You know, when Congressman Skelton gave his farewell address on the House floor…he talked about his time on the House Armed Services Committee. And he talked about how it was a great bipartisan group, because you get things done for the troops. You don’t play politics with our military. But, he said that in 2010 something really was starting to worry him. That as a result of that election, which was the tea party wave, there was a growing hallowing out of the center and a rise of politicians who were on extremes, making it nearly impossible to compromise on important legislation. He said that his greatest fear in this country was a growing chasm between those who protect our freedoms and the protected, this growing divide between military and civilian life. And let me tell you something, that chasm is real…


Lindsey Simmons (D):…When I was born the Berlin Wall hadn’t been torn down yet.

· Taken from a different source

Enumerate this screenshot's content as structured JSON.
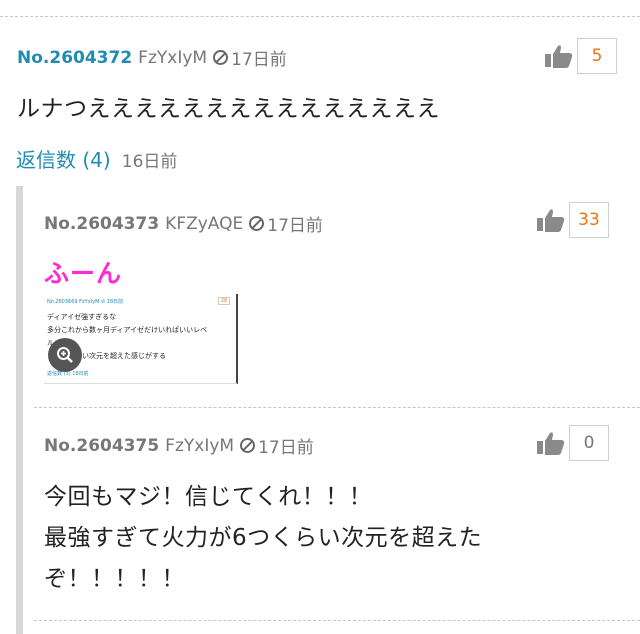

And I am bothered that the United States of America is trying to build another wall. [applause] You know, I was five years old when I shot my first gun, and I was ten years old during Columbine. And I can’t for the life of me figure out why protecting hunters and protecting students needs to be mutually exclusive. [applause] I was six years old when the flood of ’93 turned my Pawpaw’s farm into a lake. And I was fourteen years old when I saved up my allowance, went to the library, and printed off, five cents a page, the IPCC report for the first time. I did. My mom is laughing at me because I really did that….I don’t understand why taking care of our environment and the planet that we all live on is a divisive issue. I really don’t. I was fourteen years old when 9/11 happened. And my husband’s about to go off on his third deployment. And I’d sure like to know when we’re gonna get out of these wars so that my son doesn’t end up having to go. [applause] I was twenty-one when we had the great recession. I was still in college, afraid to graduate because there weren’t any jobs. In my hometown tons of businesses shut down and rural communities have never recovered. And I would like to know why we can’t make investments in rural Missouri. [applause] And I’ll be thirty-three when I’m sworn in as the next congresswoman from the 4th District. [applause]

There are three things that you’re gonna hear a lot from me over the next several months. One, is about families. Everything that our campaign is going to advocate for is about families. About supporting working families, supporting unions, supporting farming families, supporting military families. Because when families have good jobs, when their kids can go to day care, when the schools are open five days a week and are fully funded, then our live are better, our communities are stronger, and that’s what we need to be fighting for.

We’re going to be fighting for fairness. Fairness in elections. You shouldn’t be able to buy your congressional seat. You shouldn’t be able to buy the presidency. We’re gonna talk about fairness in the tax code. You should not be a janitor, making thirty thousand dollars a year, paying fifteen percent in taxes, but then another guy down the street, making the exact same amount of money trading stocks, and his tax liability? Zero. [applause] Companies like Amazon shouldn’t be paying less in taxes than all of us. That doesn’t make any sense. [applause]

And we’re also gonna talk about freedom. The freedom to hunt, the freedom to pray, the freedom to love who you love, and the freedom of all people to be treated equally under the law. [applause]

[….]

Previously:

Lindsey Simmons (D): on a mission in the 4th Congressional District (November 26, 2019)